      • Aaron

        I think, in a strange way, it was also destroyed “well.” What I mean by that, is the ship held her ground as much as she possibly could. Even after the deflector dish was destroyed, even after the nacelles had been ripped off, even after the engineering section had been severed from the saucer, the Enterprise was still going, trying desperately to escape. Hell, even after gravity pulled her into the planet, she survived the fall to an extent – remaining intact with power and thruster use. As painful as that scene was, it was gorgeously filmed, the music was brilliant, and the acting was top-notch.

        • Reign1701A

          Right, as opposed to the E-D’s unceremonious demise at the hands of an old BoP. I always dislikedthe apparent fragility of warp core stability in the TNG-era shows. In contrast, I loved how Beyond showed the Enterprise as a sturdy force, still “kicking and screaming” so to speak even after having so many of its components torn off.

    • zeeman1

      Why don’t they offer a interactive tour of all the ships and main locations in the film? Who wouldn’t love a tour of the Enterprise interior? The special features on ST:’09 were far superior.

    • (Roc) Wayne Alford

      And 100% Justin Lin had to convince Pegg to make it so, It was brilliant!

  • Pipe’sIDIC

    I like!

    And the dig at people who won’t understand the film or Krall’s ideology.

    And Jung, that’s Star Trek.

  • Eric Cheung

    How was the audio commentary?

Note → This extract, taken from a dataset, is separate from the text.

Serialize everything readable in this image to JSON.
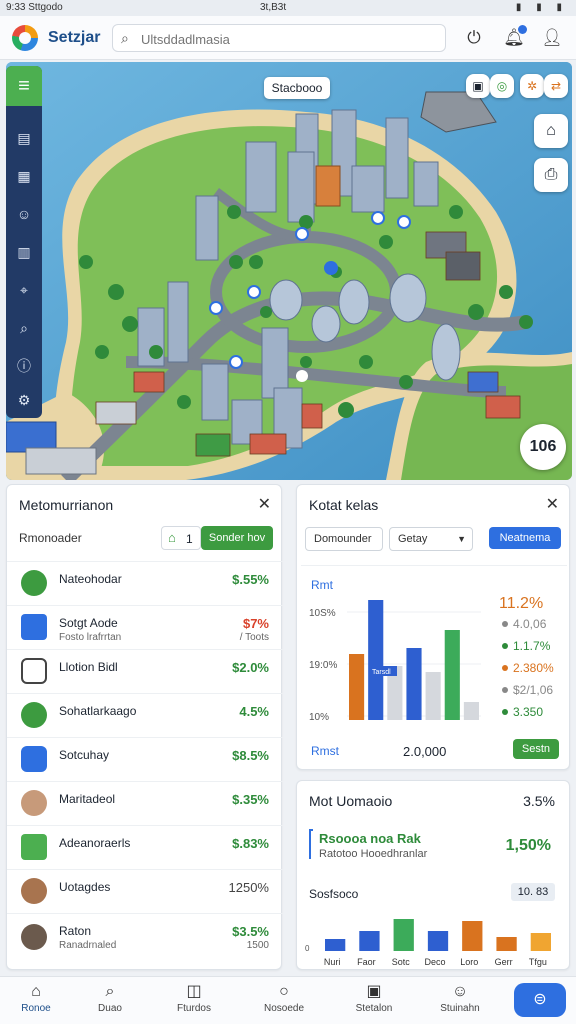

    • As we mention at the end, our take on that will be part of the next feature review. 🙂

  • scotchyscotchscotch

    i LOVE that still of Pine cracking up!

  • iMike

    I’m going to wait for the Blu Ray but thank you TrekCore for your always amazing reviews!! You’re the best!!

  • (Roc) Wayne Alford

    In a few years this movie will move up to #1 in the franchise

    • human8

      I don’t think so.

      • (Roc) Wayne Alford

        Of course it will with all these trekkers pushing 75yrs old

  • Aaron

    In some way I hope the next movie puts an end to the Kelvin-timeline. The first of the movies was fun, if not particularly “Star Treky,” Into Darkness was just weird…I don’t hate it like others do, but using Khan drastically overshadows what had the potential of being an interesting and timely story – the debate around using advanced torpedoes to kill an enemy of the state is very similar to the current debate around drone strikes, the Federation admiral looking for war is somewhat similar to various political talking heads calling for war/invasion against various sovereign nations, etc. Unfortunately, Khan became a major plot point, transporters can be used over light years, and then Kirk died…and things just unraveled. Star Trek Beyond was a LOT better – was the first of the Kelvin-timeline movies to actually feel like Star Trek. Chris Pine’s Kirk actually acted like Kirk, the crew finally clicked and acted like the crew of the flagship, etc.

    However, with a new TV show starting next year in the Prime-timeline, and movies only coming out every few years, it seems silly to maintain two distinct timelines that could very easily confuse more casual viewers. I think if Into Darkness had faired better with the fans (which probably would have translated into Beyond doing better at the box office), the Kelvin-timeline might have had good momentum – and the new TV show could have been based in the Kelvin-timeline (perhaps in the TNG era?). Alas, that did not happen, and I think the Kelvin-timeline has run its course.

    With the next movie bring back George Kirk, I could see them somehow undoing what happened in the first movie – and thus erasing the Kelvin-timeline. But we shall see!

    • (Roc) Wayne Alford

      Every Time someone states “I hope they are restoring the timeline” I try to imagine how you could do that. If you run over a raw egg with a truck can you restore it? Even if you collect every drop of liquid and every piece of the shell can you restore it? The answer is NO! And what happens to the new actors? Does everyone throw on a pair of gogo boots and return to the Austin Powers TOS of the 60’s ?
      In 2019 they are not restoring the timeline and even if they did it would still be totally rebooted so get over the restore fantasy.